What the task requires:
Find every line in the records that holds the string "RequestParam". Copy each one.

++++ Source material

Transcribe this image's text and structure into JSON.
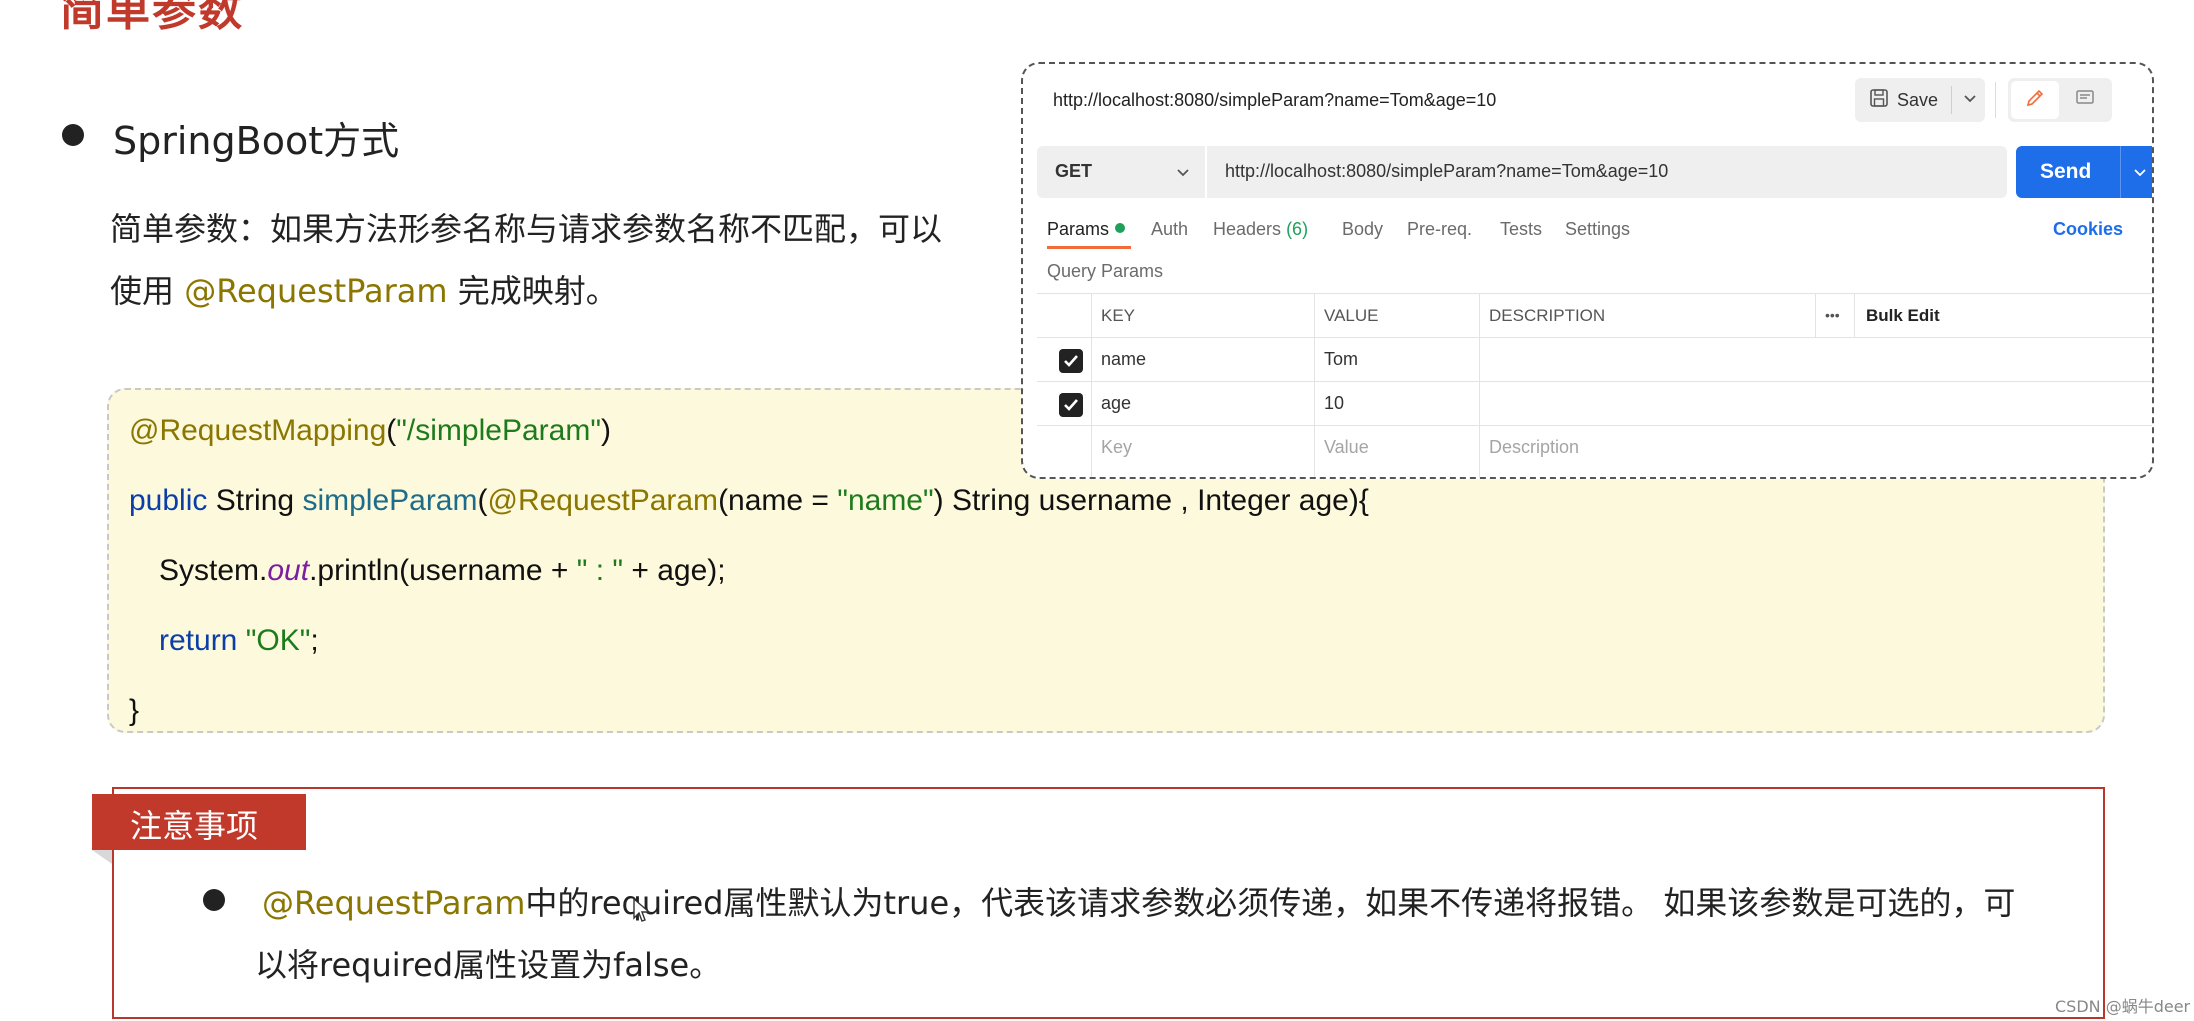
{
  "slide": {
    "title": "简单参数",
    "bullet": "SpringBoot方式",
    "desc_line1": "简单参数：如果方法形参名称与请求参数名称不匹配，可以",
    "desc_line2_pre": "使用 ",
    "desc_line2_anno": "@RequestParam",
    "desc_line2_post": " 完成映射。"
  },
  "code": {
    "line1_anno": "@RequestMapping",
    "line1_open": "(",
    "line1_str": "\"/simpleParam\"",
    "line1_close": ")",
    "line2_kw": "public",
    "line2_type": " String ",
    "line2_method": "simpleParam",
    "line2_open": "(",
    "line2_anno": "@RequestParam",
    "line2_mid": "(name = ",
    "line2_str": "\"name\"",
    "line2_rest": ") String username , Integer age){",
    "line3_pre": "System.",
    "line3_field": "out",
    "line3_mid": ".println(username + ",
    "line3_str": "\" : \"",
    "line3_rest": " + age);",
    "line4_kw": "return",
    "line4_sp": " ",
    "line4_str": "\"OK\"",
    "line4_rest": ";",
    "line5": "}"
  },
  "postman": {
    "title_url": "http://localhost:8080/simpleParam?name=Tom&age=10",
    "save_label": "Save",
    "method": "GET",
    "url": "http://localhost:8080/simpleParam?name=Tom&age=10",
    "send_label": "Send",
    "tabs": {
      "params": "Params",
      "auth": "Auth",
      "headers": "Headers",
      "headers_count": "(6)",
      "body": "Body",
      "prereq": "Pre-req.",
      "tests": "Tests",
      "settings": "Settings"
    },
    "cookies": "Cookies",
    "query_params_label": "Query Params",
    "columns": {
      "key": "KEY",
      "value": "VALUE",
      "description": "DESCRIPTION",
      "more": "•••",
      "bulk_edit": "Bulk Edit"
    },
    "rows": [
      {
        "key": "name",
        "value": "Tom",
        "checked": true
      },
      {
        "key": "age",
        "value": "10",
        "checked": true
      }
    ],
    "placeholder": {
      "key": "Key",
      "value": "Value",
      "description": "Description"
    }
  },
  "notice": {
    "tag": "注意事项",
    "anno": "@RequestParam",
    "line1_rest": "中的required属性默认为true，代表该请求参数必须传递，如果不传递将报错。 如果该参数是可选的，可",
    "line2": "以将required属性设置为false。"
  },
  "watermark": "CSDN @蜗牛deer",
  "colors": {
    "title_red": "#c0392b",
    "annotation_olive": "#8a7600",
    "send_blue": "#1d6ee8",
    "code_bg": "#fcf9dc"
  }
}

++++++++

Written answer:
    "desc_line2_anno": "@RequestParam",
    "line2_anno": "@RequestParam",
    "anno": "@RequestParam",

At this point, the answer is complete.